Print every line of the data exactly as shown.

════════

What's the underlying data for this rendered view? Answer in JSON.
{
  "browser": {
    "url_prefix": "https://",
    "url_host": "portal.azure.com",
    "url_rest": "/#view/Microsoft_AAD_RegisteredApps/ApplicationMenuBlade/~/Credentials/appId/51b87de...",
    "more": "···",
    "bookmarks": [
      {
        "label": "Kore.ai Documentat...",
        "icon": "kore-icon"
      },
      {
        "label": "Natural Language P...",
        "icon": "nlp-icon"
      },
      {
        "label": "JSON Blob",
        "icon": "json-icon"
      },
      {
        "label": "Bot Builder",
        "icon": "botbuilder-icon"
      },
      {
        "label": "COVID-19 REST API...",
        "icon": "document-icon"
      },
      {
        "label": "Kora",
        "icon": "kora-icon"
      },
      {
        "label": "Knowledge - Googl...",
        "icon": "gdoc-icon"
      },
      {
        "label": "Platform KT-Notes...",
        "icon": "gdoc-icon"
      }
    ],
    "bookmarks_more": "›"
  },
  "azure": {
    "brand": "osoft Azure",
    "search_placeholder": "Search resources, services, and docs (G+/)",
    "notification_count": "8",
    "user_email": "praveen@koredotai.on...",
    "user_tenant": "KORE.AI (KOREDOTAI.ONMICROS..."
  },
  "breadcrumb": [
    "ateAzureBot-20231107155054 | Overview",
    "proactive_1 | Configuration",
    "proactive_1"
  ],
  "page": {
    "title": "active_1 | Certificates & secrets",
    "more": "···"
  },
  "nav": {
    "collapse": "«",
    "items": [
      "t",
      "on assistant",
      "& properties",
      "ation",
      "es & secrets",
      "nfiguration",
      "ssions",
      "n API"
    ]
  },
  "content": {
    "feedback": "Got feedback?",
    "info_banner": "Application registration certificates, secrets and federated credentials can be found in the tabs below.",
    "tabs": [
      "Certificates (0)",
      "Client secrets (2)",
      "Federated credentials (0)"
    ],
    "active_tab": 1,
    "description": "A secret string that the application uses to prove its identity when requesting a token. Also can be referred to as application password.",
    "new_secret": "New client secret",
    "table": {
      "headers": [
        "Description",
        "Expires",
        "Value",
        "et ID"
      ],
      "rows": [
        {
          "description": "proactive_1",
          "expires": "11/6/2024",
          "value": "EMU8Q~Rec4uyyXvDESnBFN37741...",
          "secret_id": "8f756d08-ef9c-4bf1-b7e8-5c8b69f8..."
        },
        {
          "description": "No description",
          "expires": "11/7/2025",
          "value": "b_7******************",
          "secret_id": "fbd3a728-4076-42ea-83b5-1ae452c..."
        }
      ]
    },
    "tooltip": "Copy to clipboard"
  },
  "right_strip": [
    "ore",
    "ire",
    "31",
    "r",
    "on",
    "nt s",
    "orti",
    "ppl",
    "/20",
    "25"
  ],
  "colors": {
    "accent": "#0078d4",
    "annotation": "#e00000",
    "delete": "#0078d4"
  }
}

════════

### ANSWER SPACE
What's the underlying data for this rendered view? Answer in JSON.
{
  "browser": {
    "url_prefix": "https://",
    "url_host": "portal.azure.com",
    "url_rest": "/#view/Microsoft_AAD_RegisteredApps/ApplicationMenuBlade/~/Credentials/appId/51b87de...",
    "more": "···",
    "bookmarks": [
      {
        "label": "Kore.ai Documentat...",
        "icon": "kore-icon"
      },
      {
        "label": "Natural Language P...",
        "icon": "nlp-icon"
      },
      {
        "label": "JSON Blob",
        "icon": "json-icon"
      },
      {
        "label": "Bot Builder",
        "icon": "botbuilder-icon"
      },
      {
        "label": "COVID-19 REST API...",
        "icon": "document-icon"
      },
      {
        "label": "Kora",
        "icon": "kora-icon"
      },
      {
        "label": "Knowledge - Googl...",
        "icon": "gdoc-icon"
      },
      {
        "label": "Platform KT-Notes...",
        "icon": "gdoc-icon"
      }
    ],
    "bookmarks_more": "›"
  },
  "azure": {
    "brand": "osoft Azure",
    "search_placeholder": "Search resources, services, and docs (G+/)",
    "notification_count": "8",
    "user_email": "praveen@koredotai.on...",
    "user_tenant": "KORE.AI (KOREDOTAI.ONMICROS..."
  },
  "breadcrumb": [
    "ateAzureBot-20231107155054 | Overview",
    "proactive_1 | Configuration",
    "proactive_1"
  ],
  "page": {
    "title": "active_1 | Certificates & secrets",
    "more": "···"
  },
  "nav": {
    "collapse": "«",
    "items": [
      "t",
      "on assistant",
      "& properties",
      "ation",
      "es & secrets",
      "nfiguration",
      "ssions",
      "n API"
    ]
  },
  "content": {
    "feedback": "Got feedback?",
    "info_banner": "Application registration certificates, secrets and federated credentials can be found in the tabs below.",
    "tabs": [
      "Certificates (0)",
      "Client secrets (2)",
      "Federated credentials (0)"
    ],
    "active_tab": 1,
    "description": "A secret string that the application uses to prove its identity when requesting a token. Also can be referred to as application password.",
    "new_secret": "New client secret",
    "table": {
      "headers": [
        "Description",
        "Expires",
        "Value",
        "et ID"
      ],
      "rows": [
        {
          "description": "proactive_1",
          "expires": "11/6/2024",
          "value": "EMU8Q~Rec4uyyXvDESnBFN37741...",
          "secret_id": "8f756d08-ef9c-4bf1-b7e8-5c8b69f8..."
        },
        {
          "description": "No description",
          "expires": "11/7/2025",
          "value": "b_7******************",
          "secret_id": "fbd3a728-4076-42ea-83b5-1ae452c..."
        }
      ]
    },
    "tooltip": "Copy to clipboard"
  },
  "right_strip": [
    "ore",
    "ire",
    "31",
    "r",
    "on",
    "nt s",
    "orti",
    "ppl",
    "/20",
    "25"
  ],
  "colors": {
    "accent": "#0078d4",
    "annotation": "#e00000",
    "delete": "#0078d4"
  }
}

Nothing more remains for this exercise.